Your task
Scan the entries below for "text" and copy each line that holds it.

Extracted data
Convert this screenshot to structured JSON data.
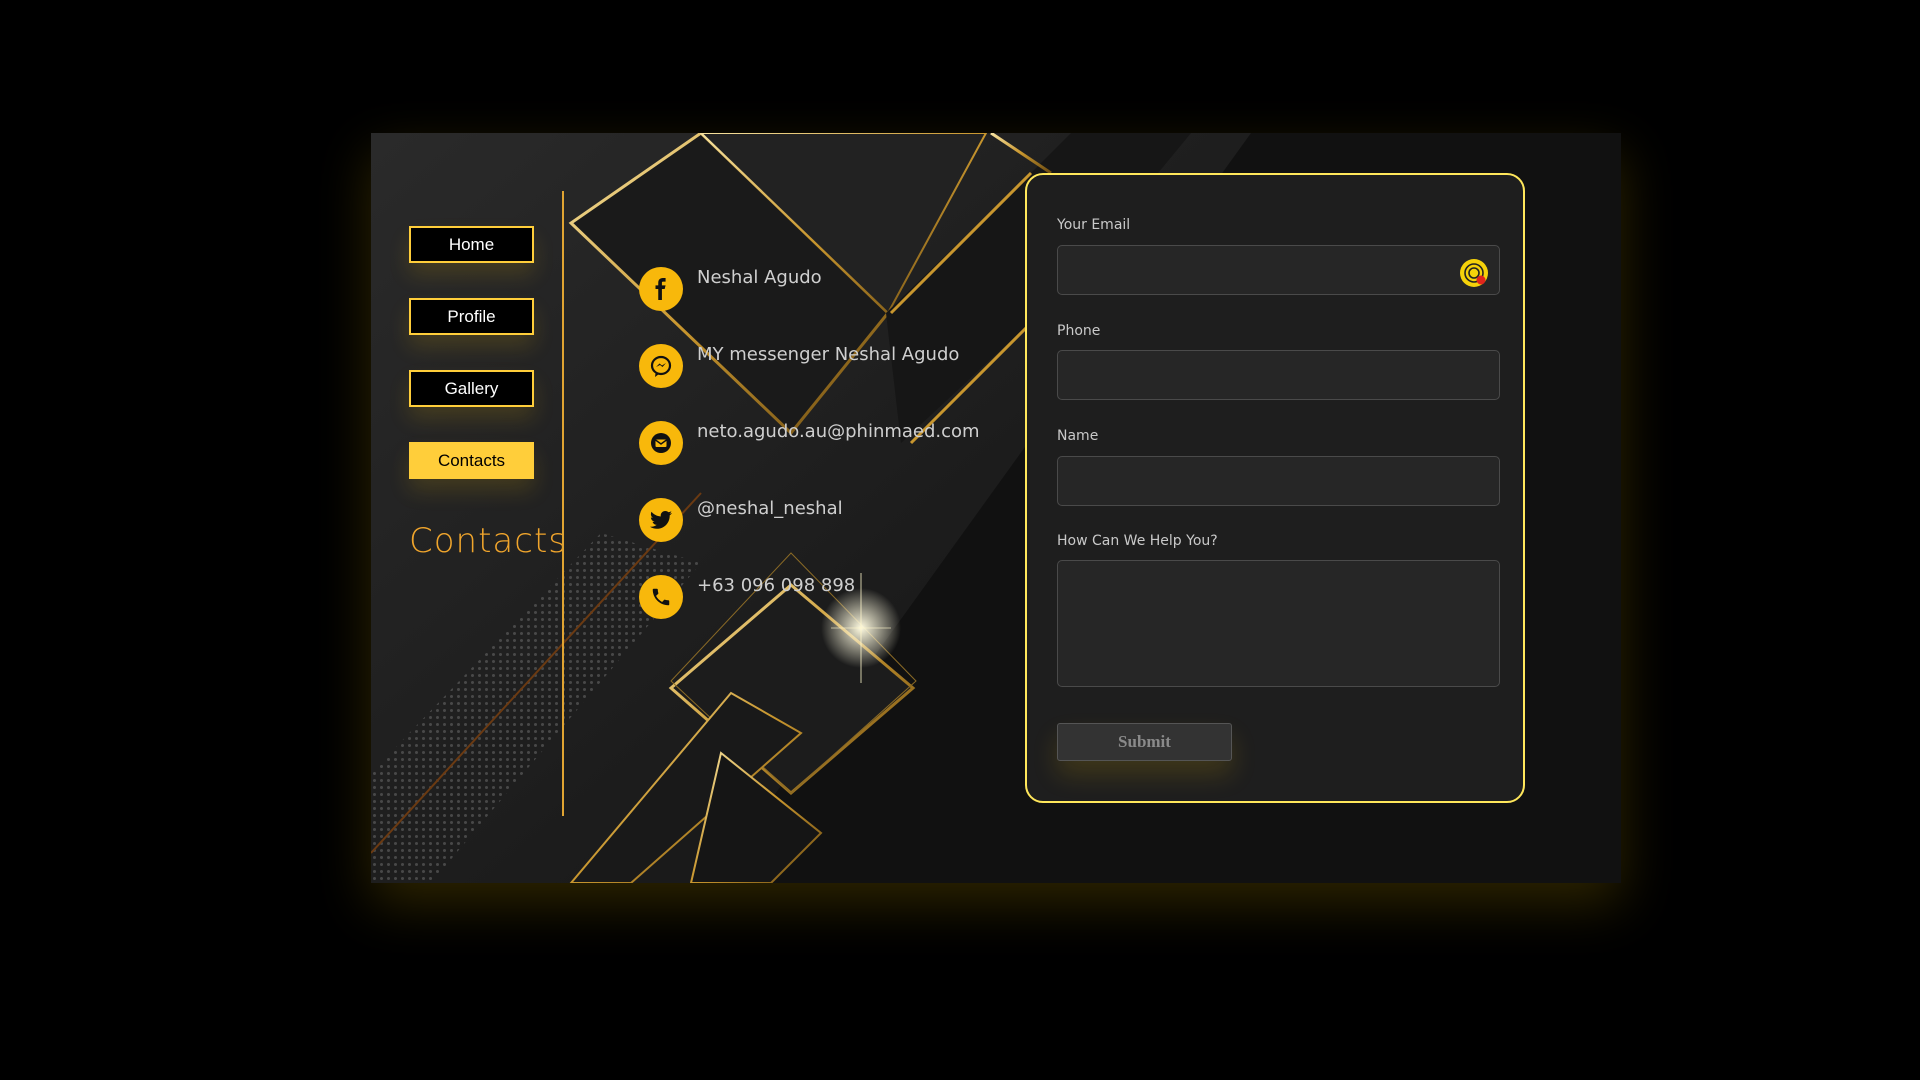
{
  "nav": {
    "items": [
      {
        "label": "Home"
      },
      {
        "label": "Profile"
      },
      {
        "label": "Gallery"
      },
      {
        "label": "Contacts"
      }
    ],
    "active_index": 3
  },
  "side_title": "Contacts",
  "contacts": [
    {
      "icon": "facebook-icon",
      "text": "Neshal Agudo"
    },
    {
      "icon": "messenger-icon",
      "text": "MY messenger Neshal Agudo"
    },
    {
      "icon": "email-icon",
      "text": "neto.agudo.au@phinmaed.com"
    },
    {
      "icon": "twitter-icon",
      "text": "@neshal_neshal"
    },
    {
      "icon": "phone-icon",
      "text": "+63 096 098 898"
    }
  ],
  "form": {
    "email_label": "Your Email",
    "email_value": "",
    "phone_label": "Phone",
    "phone_value": "",
    "name_label": "Name",
    "name_value": "",
    "message_label": "How Can We Help You?",
    "message_value": "",
    "submit_label": "Submit"
  },
  "colors": {
    "accent": "#ffce3a",
    "icon_circle": "#f8b80b",
    "side_title": "#f0a52c",
    "form_border": "#ffe75b",
    "background": "#000000"
  }
}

Answer below
      "text": "Neshal Agudo"
      "text": "MY messenger Neshal Agudo"
      "text": "neto.agudo.au@phinmaed.com"
      "text": "@neshal_neshal"
      "text": "+63 096 098 898"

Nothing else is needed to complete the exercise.